7. So you want to start a Street Law Programme;
Lead Presenter: Bruce Lasky
- Leni Widi Mulyani
- Lindi Coetzee
This session shared successes and challenges in starting programmes in different parts of the world. The participants explored the designing and conducting of programmes and the training and evaluating of law students. The co-presenters had set up Street Law programmes in many countries throughout Asia, South America, Eastern Europe, Australia, and Africa. As part of this session, they shared their experiences. The session consisted of extensive audience participation, using interactive teaching methodologies, such a brainstorming, small groups, a case study analysis, and role-plays. Issues such as freedom of the press, hate speech, sensitivity to the beliefs of other religions, and questionable police practices were discussed. Materials on how to conduct this lesson in their own programmes were handed out as well as other materials on how to start and conduct a Street Law programme.
During the conference, organizers arranged field trips to local justice education sites that included a court and refugee camp where the participants learned about Turkish legal systems and legal aid. After the conference, there was a two-day training of trainers on “Implementing Justice Education in Diverse Contexts.”
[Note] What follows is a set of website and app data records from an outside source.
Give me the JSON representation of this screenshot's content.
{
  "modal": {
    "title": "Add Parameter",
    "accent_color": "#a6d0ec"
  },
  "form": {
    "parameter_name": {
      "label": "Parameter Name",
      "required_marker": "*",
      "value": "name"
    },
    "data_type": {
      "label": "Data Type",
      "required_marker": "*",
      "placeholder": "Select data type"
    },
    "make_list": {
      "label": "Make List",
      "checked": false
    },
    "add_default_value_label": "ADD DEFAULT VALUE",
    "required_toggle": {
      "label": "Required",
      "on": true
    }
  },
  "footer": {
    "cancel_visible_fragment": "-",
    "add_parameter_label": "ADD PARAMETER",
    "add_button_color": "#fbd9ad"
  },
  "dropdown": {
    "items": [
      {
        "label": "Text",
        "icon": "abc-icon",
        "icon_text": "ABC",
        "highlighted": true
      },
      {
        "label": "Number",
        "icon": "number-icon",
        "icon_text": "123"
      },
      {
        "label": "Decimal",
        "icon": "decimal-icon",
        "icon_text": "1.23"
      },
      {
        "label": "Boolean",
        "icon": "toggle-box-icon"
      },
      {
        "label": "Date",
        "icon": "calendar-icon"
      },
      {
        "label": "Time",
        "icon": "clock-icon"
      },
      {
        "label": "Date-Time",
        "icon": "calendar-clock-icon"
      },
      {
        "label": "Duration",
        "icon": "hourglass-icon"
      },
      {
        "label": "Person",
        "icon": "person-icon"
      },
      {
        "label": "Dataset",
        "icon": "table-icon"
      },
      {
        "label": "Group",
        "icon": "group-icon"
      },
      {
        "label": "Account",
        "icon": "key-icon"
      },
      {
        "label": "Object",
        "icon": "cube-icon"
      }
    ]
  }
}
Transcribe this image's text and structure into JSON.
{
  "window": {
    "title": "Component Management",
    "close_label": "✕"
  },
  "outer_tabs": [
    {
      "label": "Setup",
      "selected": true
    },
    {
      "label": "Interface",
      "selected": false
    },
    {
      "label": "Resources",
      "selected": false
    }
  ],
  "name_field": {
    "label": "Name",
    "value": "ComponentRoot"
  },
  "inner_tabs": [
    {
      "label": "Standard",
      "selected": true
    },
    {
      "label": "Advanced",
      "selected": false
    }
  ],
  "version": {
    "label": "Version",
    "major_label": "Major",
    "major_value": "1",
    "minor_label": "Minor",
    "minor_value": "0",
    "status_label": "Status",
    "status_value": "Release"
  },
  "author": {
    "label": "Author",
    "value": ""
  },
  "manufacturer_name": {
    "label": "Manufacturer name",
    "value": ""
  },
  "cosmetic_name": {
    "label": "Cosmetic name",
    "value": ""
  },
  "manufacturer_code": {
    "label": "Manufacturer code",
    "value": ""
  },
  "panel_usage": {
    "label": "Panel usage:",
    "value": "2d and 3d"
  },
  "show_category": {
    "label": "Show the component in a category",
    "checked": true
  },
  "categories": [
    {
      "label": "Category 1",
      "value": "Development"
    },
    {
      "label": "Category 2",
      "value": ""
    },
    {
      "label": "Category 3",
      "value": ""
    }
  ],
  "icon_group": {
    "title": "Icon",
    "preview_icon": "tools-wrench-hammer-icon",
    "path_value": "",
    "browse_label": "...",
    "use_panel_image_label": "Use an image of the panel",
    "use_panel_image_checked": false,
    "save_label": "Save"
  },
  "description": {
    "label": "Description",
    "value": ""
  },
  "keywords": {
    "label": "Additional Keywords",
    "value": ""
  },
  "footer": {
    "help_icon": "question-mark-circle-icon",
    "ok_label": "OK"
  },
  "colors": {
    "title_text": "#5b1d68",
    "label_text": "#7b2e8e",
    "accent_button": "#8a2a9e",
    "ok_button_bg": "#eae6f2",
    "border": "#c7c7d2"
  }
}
The first training day explored the “Who/What/Why/How” of teaching CLE:
- The “who” do we teach session was about similarities and differences among participants’ experience with students in their countries;
- The “what” do we teach session focused on the diversity of learning outcomes we seek in a legal education. This legal education places professionalism, quality of the lawyer, and getting social justice at the core of the curriculum;
- The “why” do we teach session explored the benefits participants derive from providing to others through their work and;
- The “how” do we teach session built upon the previous sessions and put previously discussed concepts and ideas into practice.
The second training day explored the “how” of developing social justice lesson plans:
- How do we work together in small groups?
- How do we create social justice lesson plans? And;
- How do we develop, demonstrate, and evaluate social justice lesson plans?
This experience is invaluable for the BABSEACLE team from Laos, Myanmar, and Thailand to have the opportunity to exchange ideas with people not just from Asia, but from around the world. This was especially true for Pa, a Legal Fellow from Laos. It was their first time attending the Global Alliance for Justice Education Conference and she said, “I couldn’t express all of my feelings about how I fell in attending this wonderful conference as I’m one of the two who is from Laos attending this conference and I just would like to thank for the opportunity in supporting as one to the participant. I learnt many new things from other presenters from around the world and now I even thought more boardly on Justice Education and how to implements as well as improving my skill and my country”
By Ann_Legal Trainer, Thip_ National CLE coordinator , Pa_Legal Fellow and Bee_Access to Justice Initiative Coordinator and SEACLEA Coordinator